Three Parthian Shots

My thanks also, to Cato and to my interlocutors. I want to close by emphasizing three points.

First: although, as Matt and John rightly stress, a conception of justice that is insensitive to issues of human welfare is no morality for human beings, it’s also true that a conception of human welfare that is insensitive to issues of justice is likewise no morality for human beings. That is why I find the approaches of Bentham and of Rawls similarly problematic: they both treat the content of human welfare as something given, something that can be defined independently of moral considerations. In this they indeed follow the dominant trend of post-Renaissance moral philosophy, in both its consequentialist and deontological incarnations: while (rightly) viewing morality as something requiring complex analysis, such approaches treat happiness as something fairly obvious, and in any case something whose nature can be presupposed before turning to moral issues. A richer and more promising picture of value is indicated by the eudaimonist tradition of thinkers like Plato, Aristotle, Cicero, and Aquinas, who saw the concept of happiness as no less complex than, and as inherently entangled with, that of justice. The sensitivity of justice to welfare needs to be a two-way street here, and to the extent that this is recognised, the drift toward excessive consequentialism is averted.

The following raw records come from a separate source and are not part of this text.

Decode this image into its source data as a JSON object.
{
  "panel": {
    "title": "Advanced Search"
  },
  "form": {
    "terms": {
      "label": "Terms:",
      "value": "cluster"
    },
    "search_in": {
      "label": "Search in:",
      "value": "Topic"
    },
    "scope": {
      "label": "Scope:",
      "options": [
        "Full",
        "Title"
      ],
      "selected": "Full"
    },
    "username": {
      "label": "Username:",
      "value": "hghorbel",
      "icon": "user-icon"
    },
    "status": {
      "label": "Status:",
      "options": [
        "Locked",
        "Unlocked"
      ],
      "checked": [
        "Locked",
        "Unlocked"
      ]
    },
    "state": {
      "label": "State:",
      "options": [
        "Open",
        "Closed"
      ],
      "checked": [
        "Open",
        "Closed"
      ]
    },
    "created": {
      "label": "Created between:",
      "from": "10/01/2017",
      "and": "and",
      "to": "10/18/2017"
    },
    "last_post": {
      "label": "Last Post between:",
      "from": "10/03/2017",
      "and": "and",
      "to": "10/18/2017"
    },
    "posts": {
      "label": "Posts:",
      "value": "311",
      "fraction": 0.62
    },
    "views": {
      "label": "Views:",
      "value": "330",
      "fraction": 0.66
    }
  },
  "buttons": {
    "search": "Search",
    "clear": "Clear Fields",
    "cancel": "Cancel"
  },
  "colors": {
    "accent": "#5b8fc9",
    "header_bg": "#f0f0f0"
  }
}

Second: in its relative inattention to what Nozick called “historical” and I would call “causal” or “agential” issues, the Rawlsian approach neglects the fertile field of class analysis. Once we realise that the inequalities that beset contemporary capitalist society are not merely inefficiencies in the system, but on the contrary are the result of systematic expropriation and exploitation of the less affluent (and less politically connected) by the more so, both the right-wing temptation to dismiss distributional concerns as driven by “envy” and the left-wing temptation to seek to redress such problems via appeal to the very state instrumentalities that produce and perpetuate them will be more effectively forestalled.

Third: there is a widespread tendency, both on the part of the opponents of bleeding-heart libertarianism and on the part of many of its adherents, to think that the increased sensitivity to the welfare of the poor advocated by BHL naturally leads to a less radical or less “absolutist” version of libertarianism, one more open to exceptions or even to state action. That this is not so is evident from the examples of Thomas Hodgskin, Herbert Spencer, Gustave de Molinari, Benjamin Tucker, and Lysander Spooner in the 19th century; Karl Hess, Sam Konkin, and 1960s-version Rothbard in the 20th; or Kevin Carson, Gary Chartier, Sheldon Richman, and Charles Johnson today. Once the virtually inevitable role of the state as a tool of plutocratic interests is recognised, the effect of social-justice considerations on libertarianism is less to blunt its radicalism than to egg it on.

So that’s my prescription for libertarianism’s “where next?”: Aristotle, agora, anarchy, action!

Also from this issue

Lead Essay

  • Matt Zwolinski and John Tomasi propose to refocus the libertarian movement. Although they agree that individual property rights are important, they propose to return libertarianism to its nineteenth-century intellectual roots. They argue that the classical liberals valued property rights for different reasons, perhaps, than we in the movement value them now: Property rights were intended to protect the least well-off workers in society. A “neoclassical liberal” would not advocate a welfare state, but would certainly value social justice; his means of attaining it would be through the institutions of property and contract.

Response Essays

  • Roderick T. Long criticizes the sharp distinctions drawn by Zwolinski and Tomasi between nineteenth-century classical liberals and the “Unholy Trinity” of Mises, Rand, and Rothbard. He suggests many areas in which the earlier thinkers were not as Zwolinski and Tomasi characterize them, as well as several where Mises, Rand, and Rothbard don’t conform either. Long stresses the importance of class analysis in the thought of nineteenth-century classical liberals and points to its resurrection as a key aspect of Rothbard’s thought in particular. This, he suggests, points the way toward a “bleeding-heart absolutism” – an ideology critical of every form of state power, yet also prioritizing the moral claims of the poorest in society.

  • David Friedman argues that the pre-twentieth century classical liberals were motivated not by a concern for the poor per se, but by utilitarian reasoning. The “working poor” were a large majority of society in their time, and authors like Adam Smith must be read in their historical context. Doing so reveals Smith to be a progenitor of Jeremy Bentham, not John Rawls. Utilitarianism brings problems of its own, of course, but it should not be confused with social justice.

  • Alexander McCobin argues that libertarians often engage in unproductive debates about who or what is “more” libertarian. One thing lost in these debates is that, across the wide sweep of intellectual history, significant libertarian figures have usually felt free to draw from a wide array of justifications and policy approaches. Each was a product of a particular historical era, and there is no reason to find fault with any of them simply on that account. To advance liberty, we should think and write about libertarian principles in terms that unbiased observers will find persuasive today.